Adding some orange peel is also a good way to compliment the spice and add a pleasant citrus note to the finished beer. You can zest an orange yourself or find dried orange peel at your local homebrew supplier or try the Sweet Orange Peel at MoreBeer.com.

A blend of these spices, along with the orange peel and hops mentioned above, makes for a very interesting and fulfilling experience.

Making a Spiced Pumpkin Ale
Now that you have some spice, take your beer to another level by adding some pumpkin notes to the flavor and aroma.

The easiest way to do this is with a can of pumpkin puree, but in some cases pumpkin puree may lead to a sweet, rich pumpkin pie flavor, which might not be what you’re shooting for. In my opinion, residual sweetness in an ale, especially holiday ales, should come from the malt, not adjunct sugars.

For a true pumpkin flavor and aroma try using a real pumpkin. If you’re brewing your seasonal in the early fall you should be able to find one around.

If you’re brewing an extract recipe you will add the pumpkin to the boil. Pop the top, scoop out the pumpkin guts and take out some meat, cut it into 1 inch cubes and carmelize to strengthen the flavor. You will want to use about one pound of pumpkin, that’s a good starting point.

To carmelize the pumpkin, heat a large skillet over medium heat and arrange the pumpkin in a single layer if possible. Cook for about 10 minutes, stirring or rolling the pumpkin to heat it evenly. After that, let it cool, then mash it up and you can store it in the fridge until you use it.

Add the carmelized pumppkin to the wort during the last 10 to 15 minutes. Longer time in the boil will impart more pumpkin flavor and aroma, less time will have more effect on the aroma.

If you’re doing an all grain batch you can roast the pumpkin and use it in the mash. There is a great guide to making an all grain pumpkin ale at the American Homebrewers Association website.

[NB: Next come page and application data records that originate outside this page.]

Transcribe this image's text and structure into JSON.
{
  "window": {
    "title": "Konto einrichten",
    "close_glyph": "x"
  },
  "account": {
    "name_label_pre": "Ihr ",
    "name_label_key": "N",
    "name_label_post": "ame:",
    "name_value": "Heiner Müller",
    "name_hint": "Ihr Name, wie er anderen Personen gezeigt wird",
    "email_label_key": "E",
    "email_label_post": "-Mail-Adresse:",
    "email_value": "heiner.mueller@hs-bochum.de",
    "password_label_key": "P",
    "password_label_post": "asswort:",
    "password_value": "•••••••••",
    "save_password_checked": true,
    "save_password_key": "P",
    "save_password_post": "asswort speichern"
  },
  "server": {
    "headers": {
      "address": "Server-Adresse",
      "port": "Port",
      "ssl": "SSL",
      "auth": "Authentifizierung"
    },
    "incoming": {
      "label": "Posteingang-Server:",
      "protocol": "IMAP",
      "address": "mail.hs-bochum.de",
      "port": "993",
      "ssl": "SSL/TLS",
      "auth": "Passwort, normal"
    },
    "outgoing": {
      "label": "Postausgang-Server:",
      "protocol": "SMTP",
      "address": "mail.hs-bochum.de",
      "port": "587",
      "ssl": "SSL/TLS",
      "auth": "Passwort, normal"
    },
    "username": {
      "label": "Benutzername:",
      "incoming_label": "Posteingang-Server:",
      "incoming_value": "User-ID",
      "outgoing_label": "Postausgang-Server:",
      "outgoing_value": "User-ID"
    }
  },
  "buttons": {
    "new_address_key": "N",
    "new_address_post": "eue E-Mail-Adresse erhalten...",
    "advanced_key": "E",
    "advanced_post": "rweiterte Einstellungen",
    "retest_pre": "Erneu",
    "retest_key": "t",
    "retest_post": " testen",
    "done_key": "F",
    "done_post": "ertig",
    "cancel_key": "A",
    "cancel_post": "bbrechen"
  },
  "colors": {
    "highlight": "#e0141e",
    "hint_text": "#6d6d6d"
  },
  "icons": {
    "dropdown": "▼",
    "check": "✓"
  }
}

What else can you do with a pumpkin? Why not make it into a keg!

Hope this helps you get a good start on holiday brewing. Enjoy, and as always, Happy Brewing!